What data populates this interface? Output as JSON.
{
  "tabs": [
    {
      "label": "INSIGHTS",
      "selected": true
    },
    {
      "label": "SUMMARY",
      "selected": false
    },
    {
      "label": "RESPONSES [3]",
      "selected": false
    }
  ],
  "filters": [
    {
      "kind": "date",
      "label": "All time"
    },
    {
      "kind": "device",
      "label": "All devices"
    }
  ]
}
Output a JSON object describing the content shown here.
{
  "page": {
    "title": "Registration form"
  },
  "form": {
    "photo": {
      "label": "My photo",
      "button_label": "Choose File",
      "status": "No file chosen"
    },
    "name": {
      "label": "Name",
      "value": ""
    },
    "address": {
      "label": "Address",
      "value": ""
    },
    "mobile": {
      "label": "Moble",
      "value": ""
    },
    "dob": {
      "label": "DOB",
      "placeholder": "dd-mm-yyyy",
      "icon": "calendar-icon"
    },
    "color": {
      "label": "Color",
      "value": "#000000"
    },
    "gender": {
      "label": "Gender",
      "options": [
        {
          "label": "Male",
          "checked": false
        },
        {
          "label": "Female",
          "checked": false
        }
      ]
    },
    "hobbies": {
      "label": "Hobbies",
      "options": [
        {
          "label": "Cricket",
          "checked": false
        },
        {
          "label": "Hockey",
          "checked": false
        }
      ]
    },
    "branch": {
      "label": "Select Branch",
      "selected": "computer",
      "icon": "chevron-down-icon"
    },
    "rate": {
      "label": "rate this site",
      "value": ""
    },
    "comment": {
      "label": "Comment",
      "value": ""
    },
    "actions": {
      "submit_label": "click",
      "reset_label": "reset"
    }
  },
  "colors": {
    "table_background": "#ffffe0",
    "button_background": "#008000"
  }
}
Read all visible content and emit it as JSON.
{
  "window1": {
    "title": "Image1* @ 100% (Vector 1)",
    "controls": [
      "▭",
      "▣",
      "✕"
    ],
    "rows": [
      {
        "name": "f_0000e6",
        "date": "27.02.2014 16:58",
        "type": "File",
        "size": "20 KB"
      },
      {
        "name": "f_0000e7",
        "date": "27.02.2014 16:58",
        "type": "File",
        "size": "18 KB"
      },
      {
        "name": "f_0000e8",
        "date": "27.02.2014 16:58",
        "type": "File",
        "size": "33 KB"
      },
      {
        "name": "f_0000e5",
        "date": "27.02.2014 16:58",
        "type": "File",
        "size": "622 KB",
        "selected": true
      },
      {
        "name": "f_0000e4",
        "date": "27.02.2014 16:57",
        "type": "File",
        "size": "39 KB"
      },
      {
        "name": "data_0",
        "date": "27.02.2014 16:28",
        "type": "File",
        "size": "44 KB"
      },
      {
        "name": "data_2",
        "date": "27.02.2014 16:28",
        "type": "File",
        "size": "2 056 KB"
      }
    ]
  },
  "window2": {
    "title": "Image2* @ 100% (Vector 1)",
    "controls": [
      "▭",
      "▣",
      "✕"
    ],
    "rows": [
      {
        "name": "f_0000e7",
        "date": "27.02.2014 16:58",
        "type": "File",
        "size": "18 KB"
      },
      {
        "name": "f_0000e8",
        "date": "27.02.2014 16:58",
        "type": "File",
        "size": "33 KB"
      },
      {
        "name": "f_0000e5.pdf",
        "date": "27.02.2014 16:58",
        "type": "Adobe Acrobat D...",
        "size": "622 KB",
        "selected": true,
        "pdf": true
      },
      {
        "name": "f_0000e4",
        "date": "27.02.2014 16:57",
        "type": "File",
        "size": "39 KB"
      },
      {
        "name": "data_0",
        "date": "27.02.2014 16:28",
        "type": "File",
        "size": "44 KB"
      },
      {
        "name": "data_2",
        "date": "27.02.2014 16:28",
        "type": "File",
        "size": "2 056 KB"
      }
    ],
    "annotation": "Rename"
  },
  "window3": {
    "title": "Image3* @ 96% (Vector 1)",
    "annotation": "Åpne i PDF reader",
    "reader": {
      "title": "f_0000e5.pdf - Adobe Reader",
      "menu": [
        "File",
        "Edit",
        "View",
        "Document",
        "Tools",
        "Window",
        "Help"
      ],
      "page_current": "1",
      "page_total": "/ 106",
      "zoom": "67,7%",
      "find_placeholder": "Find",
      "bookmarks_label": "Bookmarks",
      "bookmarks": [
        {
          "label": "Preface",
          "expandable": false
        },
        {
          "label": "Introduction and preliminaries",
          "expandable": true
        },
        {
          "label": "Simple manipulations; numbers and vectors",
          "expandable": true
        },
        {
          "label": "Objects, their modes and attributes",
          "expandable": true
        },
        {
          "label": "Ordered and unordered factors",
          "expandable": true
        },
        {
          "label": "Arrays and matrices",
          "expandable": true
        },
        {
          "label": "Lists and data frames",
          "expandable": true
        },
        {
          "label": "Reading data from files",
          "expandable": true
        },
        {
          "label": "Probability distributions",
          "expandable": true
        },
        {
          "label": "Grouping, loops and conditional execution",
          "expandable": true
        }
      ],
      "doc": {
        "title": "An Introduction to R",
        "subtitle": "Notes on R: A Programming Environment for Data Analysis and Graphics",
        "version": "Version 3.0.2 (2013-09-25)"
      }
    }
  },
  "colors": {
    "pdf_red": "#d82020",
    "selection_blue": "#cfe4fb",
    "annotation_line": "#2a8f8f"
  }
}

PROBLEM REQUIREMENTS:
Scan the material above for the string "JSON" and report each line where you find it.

WRITTEN RESPONSE:
What data populates this interface? Output as JSON.
Output a JSON object describing the content shown here.
Read all visible content and emit it as JSON.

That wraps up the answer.